* [EXERCISE GOAL]:
Records follow. Copy every line with "STATE".

Content starts

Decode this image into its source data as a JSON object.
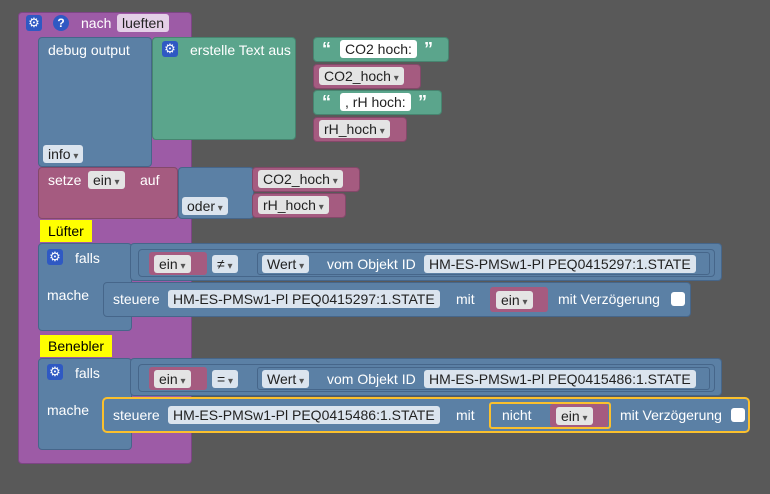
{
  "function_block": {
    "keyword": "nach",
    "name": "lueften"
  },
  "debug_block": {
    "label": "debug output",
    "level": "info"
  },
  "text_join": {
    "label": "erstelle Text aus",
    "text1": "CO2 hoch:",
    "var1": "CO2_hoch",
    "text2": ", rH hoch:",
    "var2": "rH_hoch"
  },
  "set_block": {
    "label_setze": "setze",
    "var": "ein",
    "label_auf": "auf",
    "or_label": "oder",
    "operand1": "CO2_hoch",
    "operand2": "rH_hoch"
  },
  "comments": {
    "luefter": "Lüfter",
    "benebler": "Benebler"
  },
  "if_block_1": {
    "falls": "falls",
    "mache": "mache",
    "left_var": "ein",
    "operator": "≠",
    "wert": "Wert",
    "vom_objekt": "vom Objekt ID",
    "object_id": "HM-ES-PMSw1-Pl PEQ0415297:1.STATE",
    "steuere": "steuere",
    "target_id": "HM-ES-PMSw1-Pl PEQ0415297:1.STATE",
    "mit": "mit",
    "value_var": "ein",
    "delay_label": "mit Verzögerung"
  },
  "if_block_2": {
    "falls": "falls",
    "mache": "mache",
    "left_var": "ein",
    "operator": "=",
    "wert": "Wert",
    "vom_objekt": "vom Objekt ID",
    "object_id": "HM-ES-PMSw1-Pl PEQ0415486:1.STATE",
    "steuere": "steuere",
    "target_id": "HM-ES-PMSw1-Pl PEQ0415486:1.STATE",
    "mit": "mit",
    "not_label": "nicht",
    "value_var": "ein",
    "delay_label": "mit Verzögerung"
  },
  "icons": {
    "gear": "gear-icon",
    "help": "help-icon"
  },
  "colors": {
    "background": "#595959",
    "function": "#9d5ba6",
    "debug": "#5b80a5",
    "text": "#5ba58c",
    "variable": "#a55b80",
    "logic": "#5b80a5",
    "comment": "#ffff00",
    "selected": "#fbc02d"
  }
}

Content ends

* [WRITTEN SOLUTION]:
    "object_id": "HM-ES-PMSw1-Pl PEQ0415297:1.STATE",
    "target_id": "HM-ES-PMSw1-Pl PEQ0415297:1.STATE",
    "object_id": "HM-ES-PMSw1-Pl PEQ0415486:1.STATE",
    "target_id": "HM-ES-PMSw1-Pl PEQ0415486:1.STATE",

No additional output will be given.